Determine how many lines of the material below contain "선물옵션". Report only that figure.

- Data section
[Start of Attachment]

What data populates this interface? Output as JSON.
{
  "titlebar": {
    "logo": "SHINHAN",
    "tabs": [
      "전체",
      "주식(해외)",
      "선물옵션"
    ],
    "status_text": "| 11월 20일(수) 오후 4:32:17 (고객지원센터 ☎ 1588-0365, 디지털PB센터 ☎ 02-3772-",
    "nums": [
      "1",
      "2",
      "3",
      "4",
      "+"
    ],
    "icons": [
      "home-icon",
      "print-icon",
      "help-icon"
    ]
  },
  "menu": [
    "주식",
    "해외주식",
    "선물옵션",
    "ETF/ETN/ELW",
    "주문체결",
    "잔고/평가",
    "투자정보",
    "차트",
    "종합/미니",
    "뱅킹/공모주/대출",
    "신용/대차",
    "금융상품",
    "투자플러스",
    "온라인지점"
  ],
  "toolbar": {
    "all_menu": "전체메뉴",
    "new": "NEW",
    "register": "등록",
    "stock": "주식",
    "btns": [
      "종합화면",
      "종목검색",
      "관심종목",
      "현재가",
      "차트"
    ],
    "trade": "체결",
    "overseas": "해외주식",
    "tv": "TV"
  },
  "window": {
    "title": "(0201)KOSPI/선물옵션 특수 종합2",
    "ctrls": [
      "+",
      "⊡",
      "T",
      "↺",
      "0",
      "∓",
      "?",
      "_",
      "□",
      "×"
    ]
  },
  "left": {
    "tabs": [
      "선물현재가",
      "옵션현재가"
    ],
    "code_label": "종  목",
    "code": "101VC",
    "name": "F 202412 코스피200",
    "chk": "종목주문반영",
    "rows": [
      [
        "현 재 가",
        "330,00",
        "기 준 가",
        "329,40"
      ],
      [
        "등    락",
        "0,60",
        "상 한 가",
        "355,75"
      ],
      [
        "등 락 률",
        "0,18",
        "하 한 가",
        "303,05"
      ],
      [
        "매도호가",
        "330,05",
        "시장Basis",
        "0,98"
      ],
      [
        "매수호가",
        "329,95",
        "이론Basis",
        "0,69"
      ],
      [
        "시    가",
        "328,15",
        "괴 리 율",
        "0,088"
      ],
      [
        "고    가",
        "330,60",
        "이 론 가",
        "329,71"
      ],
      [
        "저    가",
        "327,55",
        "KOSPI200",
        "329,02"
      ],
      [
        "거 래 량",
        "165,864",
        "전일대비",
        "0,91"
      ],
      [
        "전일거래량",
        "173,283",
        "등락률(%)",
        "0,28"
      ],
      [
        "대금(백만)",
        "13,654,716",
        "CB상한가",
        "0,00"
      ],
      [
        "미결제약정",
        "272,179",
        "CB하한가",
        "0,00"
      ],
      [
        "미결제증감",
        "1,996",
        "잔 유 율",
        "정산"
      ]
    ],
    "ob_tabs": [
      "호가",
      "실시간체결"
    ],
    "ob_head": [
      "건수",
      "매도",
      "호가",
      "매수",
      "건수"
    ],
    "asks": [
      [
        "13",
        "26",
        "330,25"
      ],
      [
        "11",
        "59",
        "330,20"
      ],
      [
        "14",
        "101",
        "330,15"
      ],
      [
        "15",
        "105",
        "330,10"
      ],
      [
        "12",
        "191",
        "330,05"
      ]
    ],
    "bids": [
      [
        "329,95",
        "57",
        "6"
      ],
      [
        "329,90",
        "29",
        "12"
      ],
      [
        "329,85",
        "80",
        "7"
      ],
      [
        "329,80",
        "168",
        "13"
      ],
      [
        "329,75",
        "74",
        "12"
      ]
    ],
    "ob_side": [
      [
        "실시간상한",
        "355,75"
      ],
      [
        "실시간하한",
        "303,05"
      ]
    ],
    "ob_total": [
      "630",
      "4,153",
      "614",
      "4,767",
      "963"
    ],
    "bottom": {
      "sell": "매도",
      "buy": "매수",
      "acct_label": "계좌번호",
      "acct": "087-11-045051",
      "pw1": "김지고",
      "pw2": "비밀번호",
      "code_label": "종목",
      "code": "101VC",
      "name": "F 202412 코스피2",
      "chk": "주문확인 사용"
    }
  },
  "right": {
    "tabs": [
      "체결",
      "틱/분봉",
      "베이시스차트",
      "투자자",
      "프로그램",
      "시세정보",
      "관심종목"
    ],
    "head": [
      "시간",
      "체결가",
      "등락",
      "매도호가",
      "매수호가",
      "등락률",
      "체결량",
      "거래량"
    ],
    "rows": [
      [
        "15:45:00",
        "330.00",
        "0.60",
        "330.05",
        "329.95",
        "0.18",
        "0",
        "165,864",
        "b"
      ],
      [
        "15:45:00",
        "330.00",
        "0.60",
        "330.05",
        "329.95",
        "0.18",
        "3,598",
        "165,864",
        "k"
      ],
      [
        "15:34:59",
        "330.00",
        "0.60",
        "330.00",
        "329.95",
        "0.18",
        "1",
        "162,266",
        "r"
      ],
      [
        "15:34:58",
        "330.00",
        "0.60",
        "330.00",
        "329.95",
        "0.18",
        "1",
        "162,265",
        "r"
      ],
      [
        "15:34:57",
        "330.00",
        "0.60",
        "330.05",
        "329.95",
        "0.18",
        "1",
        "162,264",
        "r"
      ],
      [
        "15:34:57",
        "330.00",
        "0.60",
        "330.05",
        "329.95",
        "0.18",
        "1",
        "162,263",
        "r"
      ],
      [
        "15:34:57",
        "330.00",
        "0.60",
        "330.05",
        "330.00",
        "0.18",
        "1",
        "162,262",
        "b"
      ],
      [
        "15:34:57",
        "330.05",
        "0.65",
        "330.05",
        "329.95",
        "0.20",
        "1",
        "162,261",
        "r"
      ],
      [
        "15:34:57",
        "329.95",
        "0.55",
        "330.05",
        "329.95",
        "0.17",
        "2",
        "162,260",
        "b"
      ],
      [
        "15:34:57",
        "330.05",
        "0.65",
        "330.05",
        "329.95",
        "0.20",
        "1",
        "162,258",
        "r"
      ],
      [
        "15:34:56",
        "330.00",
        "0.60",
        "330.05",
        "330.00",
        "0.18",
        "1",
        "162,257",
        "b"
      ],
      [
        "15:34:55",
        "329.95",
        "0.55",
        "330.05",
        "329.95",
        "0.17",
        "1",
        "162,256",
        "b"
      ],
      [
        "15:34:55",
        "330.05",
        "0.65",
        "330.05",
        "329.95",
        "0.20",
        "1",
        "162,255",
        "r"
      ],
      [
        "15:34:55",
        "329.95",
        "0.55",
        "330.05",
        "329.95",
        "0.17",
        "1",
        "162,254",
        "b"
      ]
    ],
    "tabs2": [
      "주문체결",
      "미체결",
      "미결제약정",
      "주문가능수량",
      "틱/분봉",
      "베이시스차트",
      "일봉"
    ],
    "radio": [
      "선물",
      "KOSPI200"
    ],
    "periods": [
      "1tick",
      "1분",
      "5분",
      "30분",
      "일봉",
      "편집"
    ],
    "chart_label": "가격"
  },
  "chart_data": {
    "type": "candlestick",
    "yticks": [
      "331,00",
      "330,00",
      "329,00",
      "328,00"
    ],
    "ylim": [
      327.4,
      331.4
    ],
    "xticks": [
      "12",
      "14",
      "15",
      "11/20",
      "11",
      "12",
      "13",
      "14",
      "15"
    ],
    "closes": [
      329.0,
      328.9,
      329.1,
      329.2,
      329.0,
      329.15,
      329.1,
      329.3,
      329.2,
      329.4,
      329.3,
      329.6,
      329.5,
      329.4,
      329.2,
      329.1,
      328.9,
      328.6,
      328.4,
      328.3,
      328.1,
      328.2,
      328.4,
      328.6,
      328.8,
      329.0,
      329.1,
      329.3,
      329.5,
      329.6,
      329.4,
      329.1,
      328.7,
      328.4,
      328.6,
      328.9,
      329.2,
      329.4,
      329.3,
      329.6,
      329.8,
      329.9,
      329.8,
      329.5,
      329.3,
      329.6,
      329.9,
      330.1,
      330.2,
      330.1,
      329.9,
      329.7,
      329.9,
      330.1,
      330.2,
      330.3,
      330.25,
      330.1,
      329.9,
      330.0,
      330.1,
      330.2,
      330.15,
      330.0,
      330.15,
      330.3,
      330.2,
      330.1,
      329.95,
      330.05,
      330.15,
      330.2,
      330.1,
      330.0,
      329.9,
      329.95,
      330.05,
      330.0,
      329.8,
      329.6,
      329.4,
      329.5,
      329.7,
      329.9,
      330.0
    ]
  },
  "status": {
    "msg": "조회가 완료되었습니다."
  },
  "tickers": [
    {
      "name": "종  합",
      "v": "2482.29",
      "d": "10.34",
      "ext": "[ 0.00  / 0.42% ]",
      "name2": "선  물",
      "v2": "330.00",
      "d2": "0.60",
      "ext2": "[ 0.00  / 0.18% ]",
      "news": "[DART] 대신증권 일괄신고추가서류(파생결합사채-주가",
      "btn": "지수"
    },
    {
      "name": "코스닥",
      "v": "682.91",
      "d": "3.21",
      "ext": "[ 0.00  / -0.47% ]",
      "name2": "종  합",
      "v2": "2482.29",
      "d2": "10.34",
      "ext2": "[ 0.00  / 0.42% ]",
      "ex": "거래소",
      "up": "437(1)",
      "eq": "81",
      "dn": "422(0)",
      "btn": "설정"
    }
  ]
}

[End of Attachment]

- Reply
3